School population continues growth despite pandemic


Bayan Abedulazis

Students evacuate the building during a fire drill on Nov. 3. The breezeway next to the 1400’s building is packed with students during dismissals.

The start of the 2021 school year brought a lot of new changes, like the mask mandates, new lunch periods and fluctuating bus schedules.  However, one of the most obvious changes has been the increase of new students. Due to the year-long gap in students attending in-person school, Western is being introduced to twice the amount of new students than they are used to seeing each year, going from 3389 students in 2018 to 3555 currently in 2021. 

According to principal Jimmy Arrojo, the attraction is because of the diverse community. Over 40 percent of students identify as Latino/Hispanic, among other ethnicities, and Western is situated in an area with a large range of socioeconomic backgrounds.  

Arrojo cited extracurriculars like robotics and debate as a large factor in students choosing to come to Western. These clubs, along with academic programs like dual enrollment and Cambridge, have created an inviting school environment for new families in Broward. 

Students who were at Western before the pandemic were asked if they felt the new changes. 

“Yeah, definitely,” senior Camdyn Droz said. “It’s just way more crowded in the hallways.”

Many other seniors agreed that the school is much more crowded this year than ever before. 

“I feel like there are so many more people,” senior Riley Hicks said. “Walking down the stairs is way worse than [before] last year.”

With this year being a lot more crowded, the school has instituted crowd control measures in order to curb the masses and prevent the spread of COVID, like a third lunch period. However, not everyone has liked the new measures. 

“Now all my friends are split up into different lunches,” Hicks said. 

As much as the new security measures might not be liked by a lot of students, it’s clear that without them there would be even more crowding problems. As a new student to campus, senior Justin Rodriguez felt that the lunches were still packed, even with the third lunch period. 

“My first day when I got here, I didn’t really know where to sit because there were so many people,” Rodriguez said.

The stream of new kids not only affects students but staff as well. As a member that deals directly with the safety of the student body on the daily, security head Jermaine Hollis shared his views on the differences between now and the time before the pandemic. 

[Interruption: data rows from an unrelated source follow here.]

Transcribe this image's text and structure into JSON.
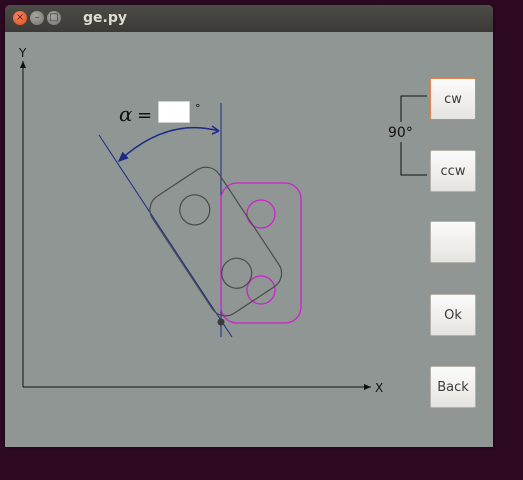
{
  "window": {
    "title": "ge.py"
  },
  "titlebar_buttons": {
    "close_icon": "×",
    "minimize_icon": "–",
    "maximize_icon": "□"
  },
  "canvas": {
    "x_axis_label": "X",
    "y_axis_label": "Y",
    "alpha_symbol": "α",
    "equals": "=",
    "degree_symbol": "°",
    "rotation_label": "90°",
    "angle_value": ""
  },
  "buttons": {
    "cw": "cw",
    "ccw": "ccw",
    "blank": "",
    "ok": "Ok",
    "back": "Back"
  },
  "colors": {
    "window_bg": "#8f9694",
    "reference_line": "#1d2b86",
    "rotated_shape": "#4a4a4a",
    "original_shape": "#d020d0",
    "cw_border": "#e2844e"
  }
}
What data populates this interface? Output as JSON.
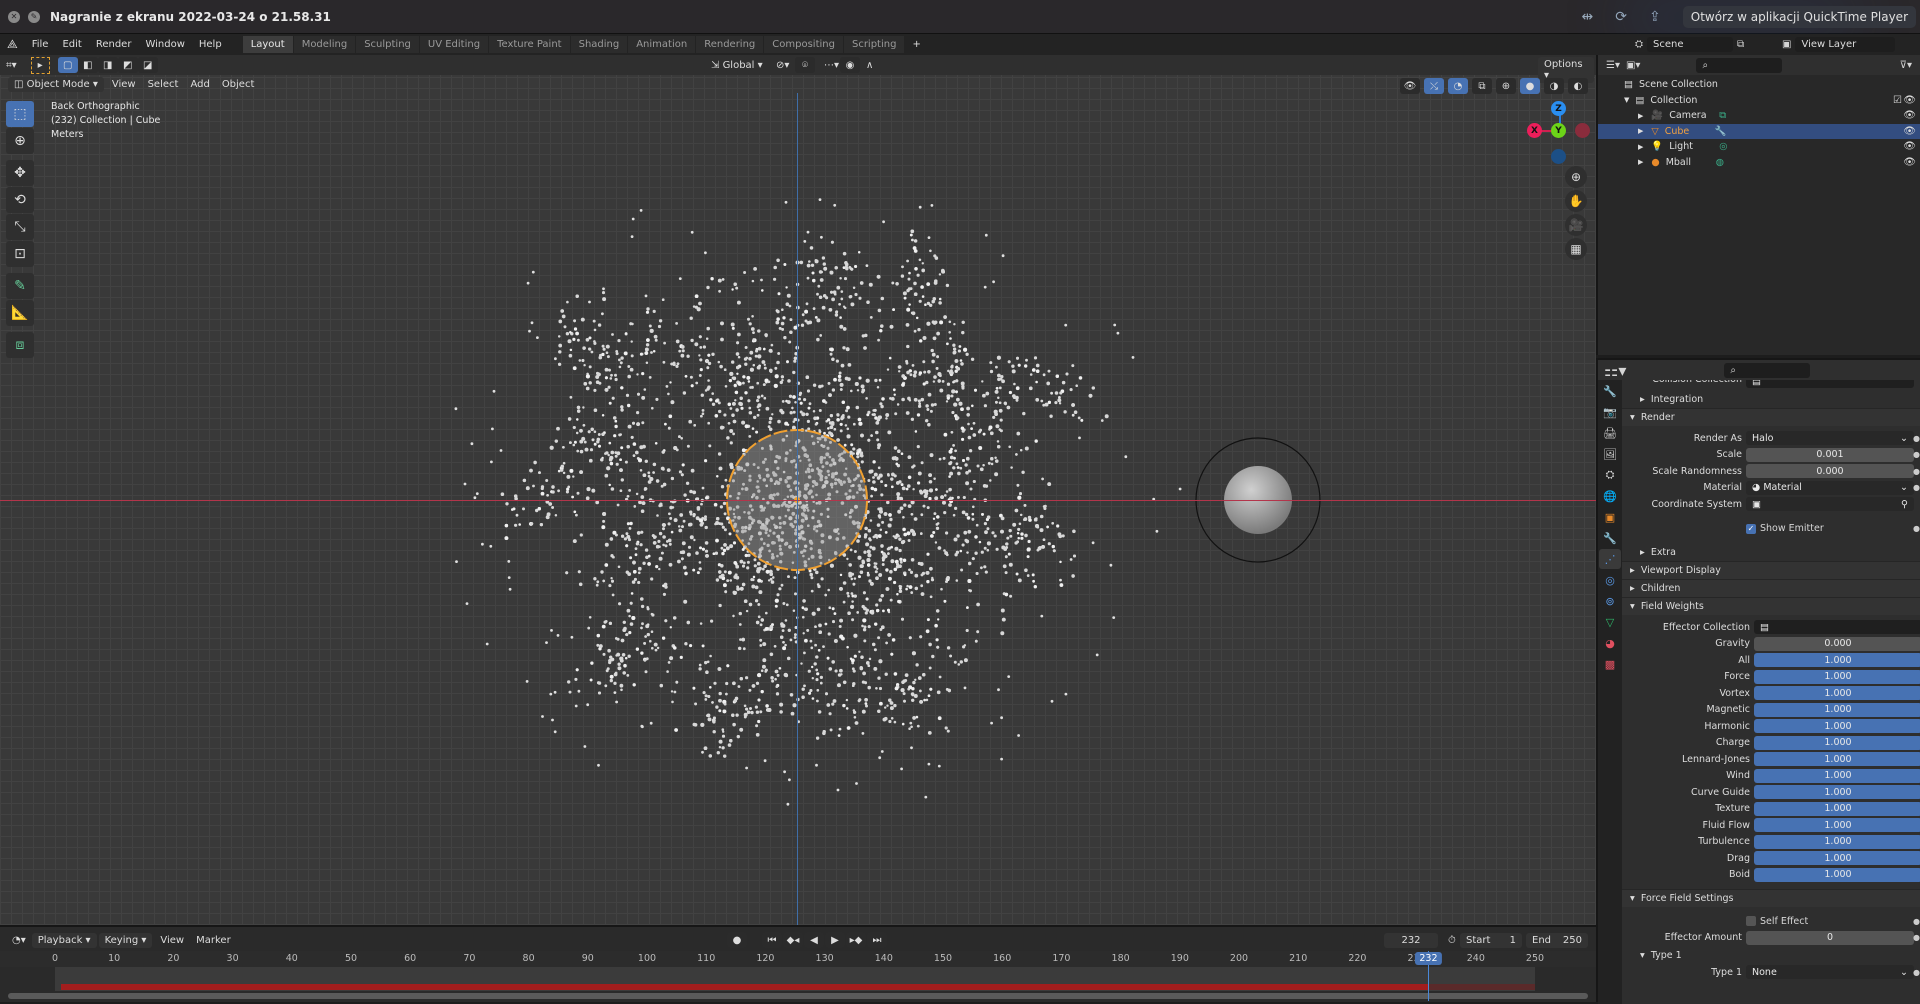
{
  "quicktime": {
    "title": "Nagranie z ekranu 2022-03-24 o 21.58.31",
    "open_button": "Otwórz w aplikacji QuickTime Player",
    "icons": [
      "close-icon",
      "edit-icon",
      "trim-icon",
      "rotate-icon",
      "share-icon"
    ]
  },
  "menu": [
    "File",
    "Edit",
    "Render",
    "Window",
    "Help"
  ],
  "workspaces": [
    "Layout",
    "Modeling",
    "Sculpting",
    "UV Editing",
    "Texture Paint",
    "Shading",
    "Animation",
    "Rendering",
    "Compositing",
    "Scripting"
  ],
  "active_workspace": "Layout",
  "scene": {
    "name": "Scene",
    "view_layer": "View Layer"
  },
  "viewport": {
    "orientation": "Global",
    "options_label": "Options",
    "mode": "Object Mode",
    "menus": [
      "View",
      "Select",
      "Add",
      "Object"
    ],
    "info": [
      "Back Orthographic",
      "(232) Collection | Cube",
      "Meters"
    ],
    "gizmo": {
      "x": "X",
      "y": "Y",
      "z": "Z"
    },
    "tools": [
      "select-box",
      "cursor",
      "move",
      "rotate",
      "scale",
      "transform",
      "annotate",
      "measure",
      "add-cube"
    ]
  },
  "outliner": {
    "root": "Scene Collection",
    "collection": "Collection",
    "items": [
      {
        "name": "Camera",
        "selected": false
      },
      {
        "name": "Cube",
        "selected": true
      },
      {
        "name": "Light",
        "selected": false
      },
      {
        "name": "Mball",
        "selected": false
      }
    ]
  },
  "properties": {
    "collision_collection_label": "Collision Collection",
    "integration": "Integration",
    "render_section": "Render",
    "render_as_label": "Render As",
    "render_as": "Halo",
    "scale_label": "Scale",
    "scale": "0.001",
    "scale_rand_label": "Scale Randomness",
    "scale_rand": "0.000",
    "material_label": "Material",
    "material": "Material",
    "coord_label": "Coordinate System",
    "show_emitter": "Show Emitter",
    "extra": "Extra",
    "viewport_display": "Viewport Display",
    "children": "Children",
    "field_weights": "Field Weights",
    "effector_collection": "Effector Collection",
    "gravity_label": "Gravity",
    "gravity": "0.000",
    "weights": [
      {
        "label": "All",
        "value": "1.000"
      },
      {
        "label": "Force",
        "value": "1.000"
      },
      {
        "label": "Vortex",
        "value": "1.000"
      },
      {
        "label": "Magnetic",
        "value": "1.000"
      },
      {
        "label": "Harmonic",
        "value": "1.000"
      },
      {
        "label": "Charge",
        "value": "1.000"
      },
      {
        "label": "Lennard-Jones",
        "value": "1.000"
      },
      {
        "label": "Wind",
        "value": "1.000"
      },
      {
        "label": "Curve Guide",
        "value": "1.000"
      },
      {
        "label": "Texture",
        "value": "1.000"
      },
      {
        "label": "Fluid Flow",
        "value": "1.000"
      },
      {
        "label": "Turbulence",
        "value": "1.000"
      },
      {
        "label": "Drag",
        "value": "1.000"
      },
      {
        "label": "Boid",
        "value": "1.000"
      }
    ],
    "force_field_settings": "Force Field Settings",
    "self_effect": "Self Effect",
    "effector_amount_label": "Effector Amount",
    "effector_amount": "0",
    "type1_section": "Type 1",
    "type1_label": "Type 1",
    "type1_value": "None"
  },
  "timeline": {
    "menus": [
      "Playback",
      "Keying",
      "View",
      "Marker"
    ],
    "current_frame": "232",
    "start_label": "Start",
    "start": "1",
    "end_label": "End",
    "end": "250",
    "ticks": [
      "0",
      "10",
      "20",
      "30",
      "40",
      "50",
      "60",
      "70",
      "80",
      "90",
      "100",
      "110",
      "120",
      "130",
      "140",
      "150",
      "160",
      "170",
      "180",
      "190",
      "200",
      "210",
      "220",
      "230",
      "240",
      "250"
    ]
  }
}
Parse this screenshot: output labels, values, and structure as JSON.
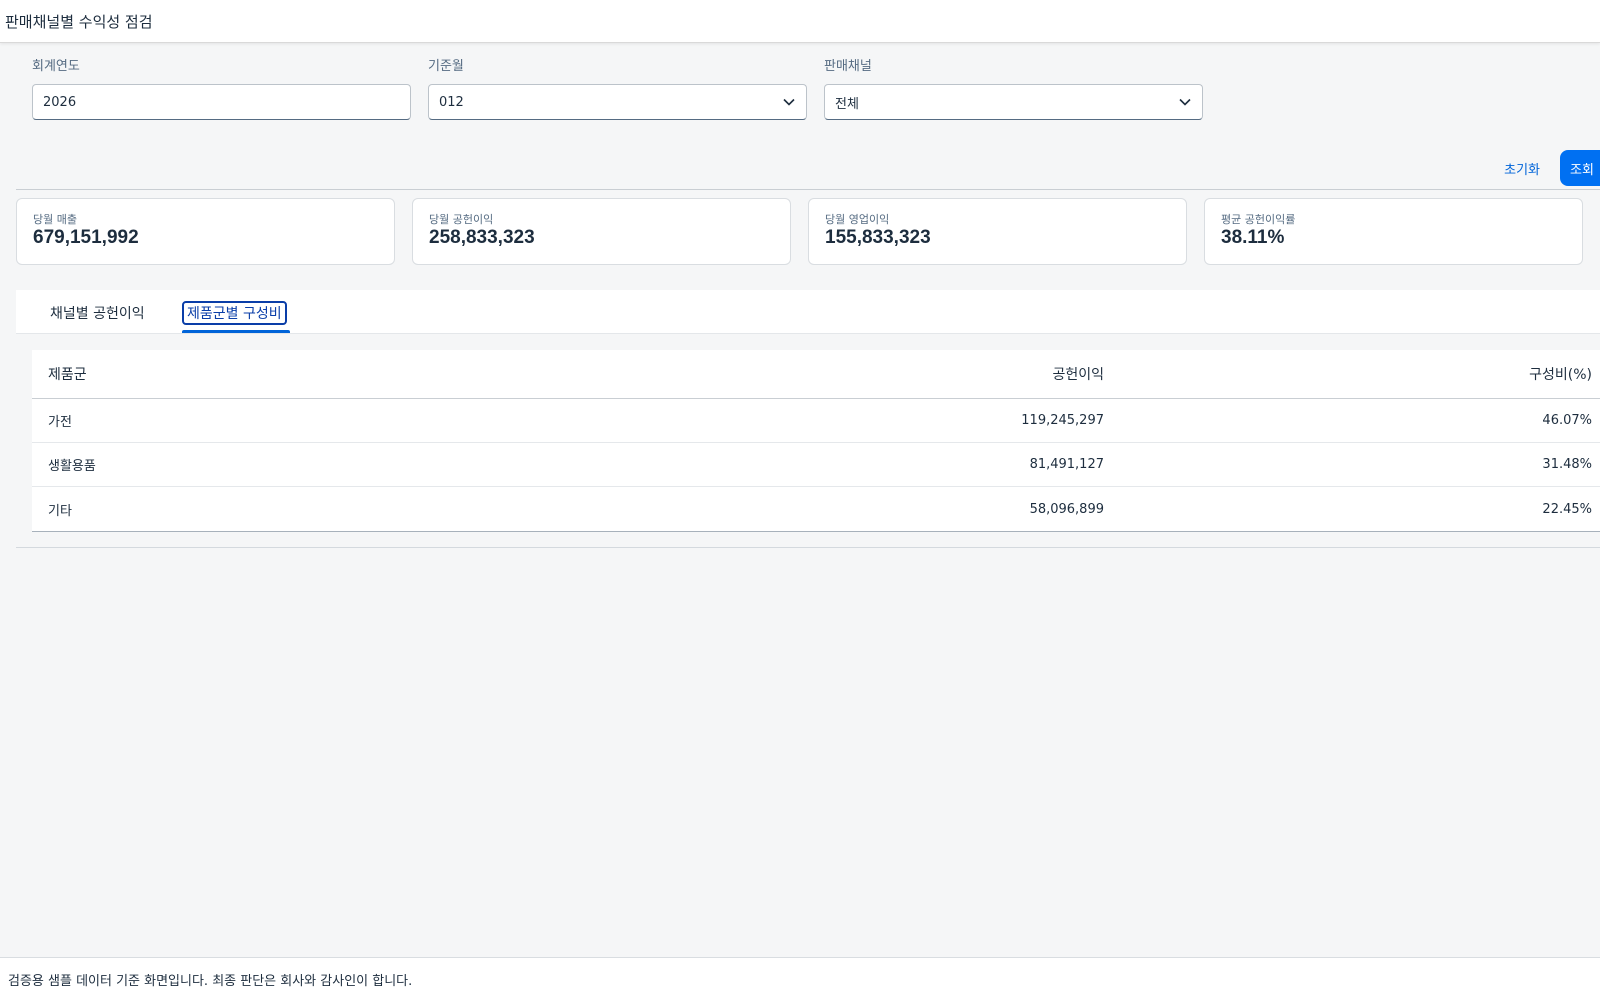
{
  "header": {
    "title": "판매채널별 수익성 점검"
  },
  "filters": [
    {
      "label": "회계연도",
      "value": "2026",
      "type": "input"
    },
    {
      "label": "기준월",
      "value": "012",
      "type": "select"
    },
    {
      "label": "판매채널",
      "value": "전체",
      "type": "select"
    }
  ],
  "toolbar": {
    "reset_label": "초기화",
    "search_label": "조회"
  },
  "kpis": [
    {
      "label": "당월 매출",
      "value": "679,151,992"
    },
    {
      "label": "당월 공헌이익",
      "value": "258,833,323"
    },
    {
      "label": "당월 영업이익",
      "value": "155,833,323"
    },
    {
      "label": "평균 공헌이익률",
      "value": "38.11%"
    }
  ],
  "tabs": [
    {
      "label": "채널별 공헌이익",
      "selected": false
    },
    {
      "label": "제품군별 구성비",
      "selected": true
    }
  ],
  "table": {
    "columns": [
      "제품군",
      "공헌이익",
      "구성비(%)"
    ],
    "rows": [
      [
        "가전",
        "119,245,297",
        "46.07%"
      ],
      [
        "생활용품",
        "81,491,127",
        "31.48%"
      ],
      [
        "기타",
        "58,096,899",
        "22.45%"
      ]
    ]
  },
  "footer": {
    "text": "검증용 샘플 데이터 기준 화면입니다. 최종 판단은 회사와 감사인이 합니다."
  },
  "colors": {
    "accent": "#0070f2",
    "link": "#0064d9",
    "background": "#f5f6f7"
  },
  "icons": {
    "select_icon": "chevron-down-icon"
  }
}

“It’s different because we haven’t had to do it in the last year and a half,” Hollis said. “So it’s kind of like relearning to do the job again but with a lot more kids.”

It is apparent that this year will be a time of relearning for old and new students alike. But it seems that the goal of staff and teachers is to provide as safe a school year as possible. 

“It’s quite interesting to rebuild relationships with the students, and get them to understand why we’re here,” Hollis said. “We’re not here for them to get in trouble but just to make sure they get across the stage in four years.”